=== Supplied entries ===

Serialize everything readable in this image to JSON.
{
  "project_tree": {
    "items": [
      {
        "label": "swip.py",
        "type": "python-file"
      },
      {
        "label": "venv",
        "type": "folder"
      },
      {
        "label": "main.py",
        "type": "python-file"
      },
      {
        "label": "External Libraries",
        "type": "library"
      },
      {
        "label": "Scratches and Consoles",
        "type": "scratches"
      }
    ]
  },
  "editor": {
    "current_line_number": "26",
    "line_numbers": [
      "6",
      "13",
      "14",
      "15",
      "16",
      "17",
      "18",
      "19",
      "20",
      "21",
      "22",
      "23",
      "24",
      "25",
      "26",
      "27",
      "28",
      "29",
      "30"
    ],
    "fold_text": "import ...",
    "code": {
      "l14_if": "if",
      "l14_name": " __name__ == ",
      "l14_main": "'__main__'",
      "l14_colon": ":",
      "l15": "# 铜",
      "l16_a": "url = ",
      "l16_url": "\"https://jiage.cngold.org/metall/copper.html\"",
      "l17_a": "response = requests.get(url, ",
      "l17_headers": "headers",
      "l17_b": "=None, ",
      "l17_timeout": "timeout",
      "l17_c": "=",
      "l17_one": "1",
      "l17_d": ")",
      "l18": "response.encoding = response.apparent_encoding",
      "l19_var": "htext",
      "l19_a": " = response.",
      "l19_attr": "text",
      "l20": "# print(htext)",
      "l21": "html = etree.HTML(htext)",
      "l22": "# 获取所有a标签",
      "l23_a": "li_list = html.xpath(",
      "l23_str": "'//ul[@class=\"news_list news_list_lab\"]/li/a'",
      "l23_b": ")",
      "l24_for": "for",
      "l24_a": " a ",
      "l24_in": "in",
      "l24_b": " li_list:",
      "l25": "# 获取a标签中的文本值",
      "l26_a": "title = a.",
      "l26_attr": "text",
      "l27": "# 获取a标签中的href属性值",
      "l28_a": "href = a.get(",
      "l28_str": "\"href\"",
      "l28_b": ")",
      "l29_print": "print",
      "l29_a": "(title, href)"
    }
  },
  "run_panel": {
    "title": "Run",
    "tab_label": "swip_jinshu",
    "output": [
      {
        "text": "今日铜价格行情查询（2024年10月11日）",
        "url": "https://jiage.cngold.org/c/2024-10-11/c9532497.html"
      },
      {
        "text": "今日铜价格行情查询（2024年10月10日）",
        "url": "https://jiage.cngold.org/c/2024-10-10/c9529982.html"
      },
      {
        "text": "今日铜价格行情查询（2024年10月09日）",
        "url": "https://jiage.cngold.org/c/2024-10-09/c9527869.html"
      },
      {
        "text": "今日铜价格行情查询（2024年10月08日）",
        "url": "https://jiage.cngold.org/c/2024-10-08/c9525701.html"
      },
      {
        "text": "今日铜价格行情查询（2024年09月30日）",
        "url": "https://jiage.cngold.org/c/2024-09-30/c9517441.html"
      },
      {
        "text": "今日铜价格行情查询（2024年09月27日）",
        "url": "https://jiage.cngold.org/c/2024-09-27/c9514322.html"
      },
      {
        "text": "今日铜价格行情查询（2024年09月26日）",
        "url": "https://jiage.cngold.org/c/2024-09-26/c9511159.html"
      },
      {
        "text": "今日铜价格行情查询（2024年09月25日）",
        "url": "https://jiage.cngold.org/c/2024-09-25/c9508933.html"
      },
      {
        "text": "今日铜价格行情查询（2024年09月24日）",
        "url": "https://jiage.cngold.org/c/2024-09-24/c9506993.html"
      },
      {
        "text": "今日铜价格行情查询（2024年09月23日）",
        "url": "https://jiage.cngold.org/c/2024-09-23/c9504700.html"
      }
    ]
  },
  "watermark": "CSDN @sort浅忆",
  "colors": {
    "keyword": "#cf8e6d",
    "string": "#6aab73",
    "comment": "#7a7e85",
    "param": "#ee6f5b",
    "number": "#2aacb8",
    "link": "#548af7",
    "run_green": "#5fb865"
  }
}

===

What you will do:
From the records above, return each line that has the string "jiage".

Expected output:
      "l16_url": "\"https://jiage.cngold.org/metall/copper.html\"",
        "url": "https://jiage.cngold.org/c/2024-10-11/c9532497.html"
        "url": "https://jiage.cngold.org/c/2024-10-10/c9529982.html"
        "url": "https://jiage.cngold.org/c/2024-10-09/c9527869.html"
        "url": "https://jiage.cngold.org/c/2024-10-08/c9525701.html"
        "url": "https://jiage.cngold.org/c/2024-09-30/c9517441.html"
        "url": "https://jiage.cngold.org/c/2024-09-27/c9514322.html"
        "url": "https://jiage.cngold.org/c/2024-09-26/c9511159.html"
        "url": "https://jiage.cngold.org/c/2024-09-25/c9508933.html"
        "url": "https://jiage.cngold.org/c/2024-09-24/c9506993.html"
        "url": "https://jiage.cngold.org/c/2024-09-23/c9504700.html"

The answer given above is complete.